(Yea, I know it's been a while since I posted, and after the New Year I plan to resume my look at Firestorm as if nothing happened. For now, here's a Christmas Day look at a holiday themed book from the House of Ideas.)
In 1991, one year after the end of the original Power Pack series, Marvel published the Power Pack Holiday Special. For the most part, this was one of those "Holiday" comics that qualifies as a Christmas issue simply because it was published in December. Of the three stories in this issue, only one really has anything to do with the holiday.
The lead story reunites series creators Louise Simonson and June Brigman for a story that seems to serve mainly to tie up all the dangling plotlines left when the series ended. Thus, this is not a story for the uninitiated, like myself. Simonson does a pretty decent job of filling in the gaps for any new readers who might have picked this up by mistake. However, I didn't really understand what was going on until I went back and read a couple of the older issues.
From what I can gather, when the series ended, the Power children's father had gained superpowers himself, the revelation of her children's powers had caused their mother to go into a catatonic stupor, and oldest child Alex had been transformed into one of the aliens who gave the children their powers in the first place.
Or so it seemed.
The story opens with the family traveling to the home planet of those aliens, the Kyrellians, where the truth of these changes is revealed. As they near the planet, the children discover that what they thought were their parents and older brother were actually duplicates made of something called pseudoplasm. The doppelgangers were created by an evil Kyrellian called the Technocrat, who resents the Powers for leading his people to a new world where they no longer need his technological expertise. Technocrat has allied himself with the Pack's old enemy, Maraud, queen mother of the Snarks. The rest of the story follows the groups efforts to rescue their real parents and brother and defeat Technocrat and Maraud.

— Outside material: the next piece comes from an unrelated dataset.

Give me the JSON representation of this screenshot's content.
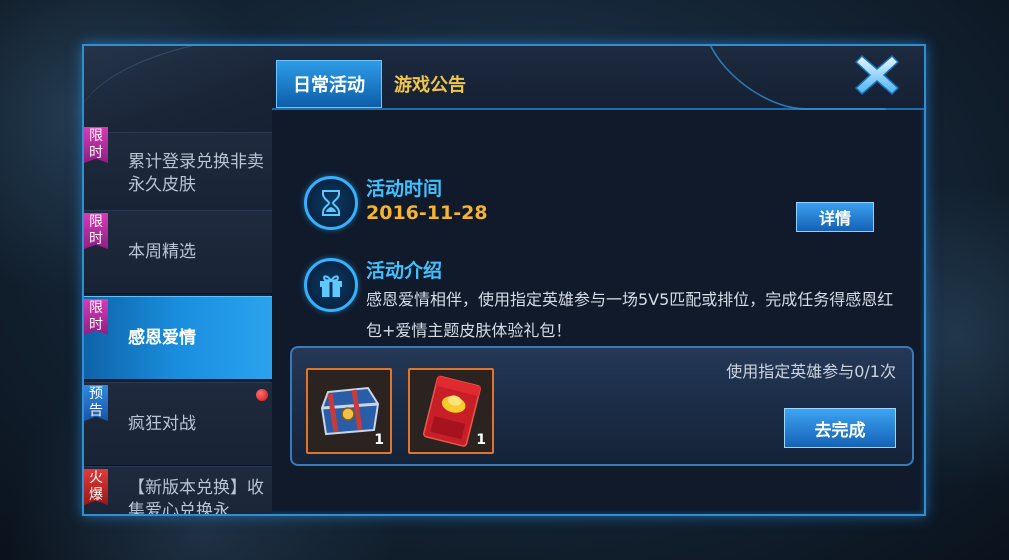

During the course of the series, the kids' had switched superpowers a couple of times, and now they find that they can swap powers at will. This effect proves to only temporary, and at story's end the children all have their original powers. Also, despite all that has happened, the Power Pack's parents still don't know about their kids' super-heroic identities, thanks to a so-called "mind-lock" implanted by the Kyrellians which allows the adults to accept such strange events without question.
Thus, the story also effectively hits the reset button on the series, wiping out almost all of the changes that occurred during the course of the series and giving future writers a clean slate when the series would eventually be revived.
There is at least a mention of Christmas, as the family returns to Earth and sees the giant Christmas tree in New York City, and realize that they've arrived home in time for the holiday.
The second story, by Mindy Newell and Steve Buccellato, doesn't even make that much of a nod toward the season. If I were to hazard a guess, I'd say this was an inventory story that Marvel decided to finally publish while they could. It's a pretty routine tale of teen angst with Julie Power pining over a boy who barely notices that she's alive.
The third story, featuring Jack Power and some of the earliest work by current Amazing Spider-Man writer Dan Slott, is the only one that could really be called a Christmas story. Jack conspires to reunite his teacher with her family for Christmas in order to get out of a test. It's a cute little story, but I can't really buy the basic premise. I find it hard to believe that even the meanest, most embittered, old maid of a school teacher would make a student take a test on Christmas Day.
As a farewell to the original Power Pack series, this special works well. As a Christmas themed comic book, and a stand alone issue, it fails to make the grade.